Task goal: Look through the entries for the string "right", and copy each line that holds it.

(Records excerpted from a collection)
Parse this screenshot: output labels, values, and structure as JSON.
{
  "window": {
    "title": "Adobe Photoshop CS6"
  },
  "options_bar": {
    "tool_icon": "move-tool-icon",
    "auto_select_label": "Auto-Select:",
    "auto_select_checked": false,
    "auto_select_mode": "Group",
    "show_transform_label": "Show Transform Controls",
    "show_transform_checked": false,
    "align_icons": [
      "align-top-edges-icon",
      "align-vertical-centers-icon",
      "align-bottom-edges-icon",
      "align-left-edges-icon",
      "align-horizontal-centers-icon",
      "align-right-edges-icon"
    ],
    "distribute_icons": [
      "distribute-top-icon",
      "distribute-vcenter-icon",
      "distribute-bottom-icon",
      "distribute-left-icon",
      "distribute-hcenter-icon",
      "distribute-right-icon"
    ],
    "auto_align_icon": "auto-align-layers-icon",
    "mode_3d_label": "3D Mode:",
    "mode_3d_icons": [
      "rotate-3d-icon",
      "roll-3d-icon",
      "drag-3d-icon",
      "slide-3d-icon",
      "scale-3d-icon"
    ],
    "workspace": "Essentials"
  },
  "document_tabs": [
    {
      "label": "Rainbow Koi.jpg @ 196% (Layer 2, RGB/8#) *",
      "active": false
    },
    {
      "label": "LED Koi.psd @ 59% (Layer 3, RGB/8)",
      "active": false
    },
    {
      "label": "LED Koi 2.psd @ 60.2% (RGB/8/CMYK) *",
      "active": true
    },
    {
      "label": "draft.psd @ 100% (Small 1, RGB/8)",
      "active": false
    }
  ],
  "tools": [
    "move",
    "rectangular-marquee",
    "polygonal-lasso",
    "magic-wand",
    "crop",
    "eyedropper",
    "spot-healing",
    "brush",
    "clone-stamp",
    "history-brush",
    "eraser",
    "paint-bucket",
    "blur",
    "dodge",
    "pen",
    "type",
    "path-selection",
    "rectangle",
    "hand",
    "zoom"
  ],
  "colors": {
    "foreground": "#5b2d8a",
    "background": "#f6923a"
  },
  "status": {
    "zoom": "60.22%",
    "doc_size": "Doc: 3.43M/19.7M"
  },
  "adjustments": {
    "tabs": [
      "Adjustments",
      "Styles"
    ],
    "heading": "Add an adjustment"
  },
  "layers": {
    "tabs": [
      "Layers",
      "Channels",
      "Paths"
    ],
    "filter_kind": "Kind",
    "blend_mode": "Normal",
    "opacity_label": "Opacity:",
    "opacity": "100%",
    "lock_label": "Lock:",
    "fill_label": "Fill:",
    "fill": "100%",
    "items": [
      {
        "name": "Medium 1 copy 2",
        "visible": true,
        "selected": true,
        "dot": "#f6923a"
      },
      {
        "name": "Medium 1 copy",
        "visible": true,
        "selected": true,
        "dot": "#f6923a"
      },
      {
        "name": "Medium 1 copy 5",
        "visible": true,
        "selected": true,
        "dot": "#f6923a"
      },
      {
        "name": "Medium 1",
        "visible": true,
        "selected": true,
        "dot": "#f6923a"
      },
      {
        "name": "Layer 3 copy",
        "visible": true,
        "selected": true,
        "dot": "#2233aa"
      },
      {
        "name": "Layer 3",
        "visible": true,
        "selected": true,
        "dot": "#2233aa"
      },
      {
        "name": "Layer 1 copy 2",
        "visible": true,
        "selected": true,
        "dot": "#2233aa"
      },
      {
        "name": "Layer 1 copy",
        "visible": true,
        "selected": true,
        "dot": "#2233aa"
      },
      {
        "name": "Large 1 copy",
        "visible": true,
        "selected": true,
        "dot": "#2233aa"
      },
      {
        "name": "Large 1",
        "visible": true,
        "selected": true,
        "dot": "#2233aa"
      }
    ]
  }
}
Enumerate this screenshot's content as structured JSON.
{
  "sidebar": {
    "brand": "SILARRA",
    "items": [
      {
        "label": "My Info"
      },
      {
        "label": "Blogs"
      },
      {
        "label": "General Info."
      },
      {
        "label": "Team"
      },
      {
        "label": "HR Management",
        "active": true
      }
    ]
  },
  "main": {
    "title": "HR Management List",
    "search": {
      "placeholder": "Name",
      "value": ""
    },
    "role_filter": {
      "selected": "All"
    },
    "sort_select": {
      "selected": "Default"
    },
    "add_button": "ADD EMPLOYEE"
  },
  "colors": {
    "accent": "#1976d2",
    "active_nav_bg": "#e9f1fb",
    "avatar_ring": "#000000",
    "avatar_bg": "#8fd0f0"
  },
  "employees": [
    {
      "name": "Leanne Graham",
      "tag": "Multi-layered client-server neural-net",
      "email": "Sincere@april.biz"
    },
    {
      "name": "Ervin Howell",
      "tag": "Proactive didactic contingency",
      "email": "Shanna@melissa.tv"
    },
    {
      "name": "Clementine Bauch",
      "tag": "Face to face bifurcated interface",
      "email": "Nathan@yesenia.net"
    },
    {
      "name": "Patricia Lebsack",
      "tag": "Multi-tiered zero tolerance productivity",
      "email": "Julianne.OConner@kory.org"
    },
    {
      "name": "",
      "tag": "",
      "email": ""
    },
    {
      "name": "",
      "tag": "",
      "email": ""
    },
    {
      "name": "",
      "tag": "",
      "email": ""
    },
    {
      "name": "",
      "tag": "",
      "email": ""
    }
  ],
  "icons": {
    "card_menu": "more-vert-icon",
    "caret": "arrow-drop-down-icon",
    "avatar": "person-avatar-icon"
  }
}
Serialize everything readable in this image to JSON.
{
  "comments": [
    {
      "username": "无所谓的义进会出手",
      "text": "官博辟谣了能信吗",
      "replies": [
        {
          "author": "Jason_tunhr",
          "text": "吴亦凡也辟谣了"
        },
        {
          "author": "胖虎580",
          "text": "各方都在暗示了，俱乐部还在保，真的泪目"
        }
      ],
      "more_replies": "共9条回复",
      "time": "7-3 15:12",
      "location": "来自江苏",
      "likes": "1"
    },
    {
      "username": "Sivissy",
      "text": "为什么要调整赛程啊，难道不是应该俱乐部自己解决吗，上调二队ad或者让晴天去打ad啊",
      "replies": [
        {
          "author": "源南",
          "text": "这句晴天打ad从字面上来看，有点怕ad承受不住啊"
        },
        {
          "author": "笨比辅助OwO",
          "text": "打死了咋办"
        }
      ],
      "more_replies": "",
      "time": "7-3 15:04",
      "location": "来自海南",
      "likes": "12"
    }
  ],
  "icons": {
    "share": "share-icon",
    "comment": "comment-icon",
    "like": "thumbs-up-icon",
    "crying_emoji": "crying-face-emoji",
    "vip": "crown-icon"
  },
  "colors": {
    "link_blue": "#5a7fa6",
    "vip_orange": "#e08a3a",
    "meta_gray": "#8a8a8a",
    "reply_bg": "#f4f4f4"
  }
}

Written solution:
      "align-right-edges-icon"
      "distribute-right-icon"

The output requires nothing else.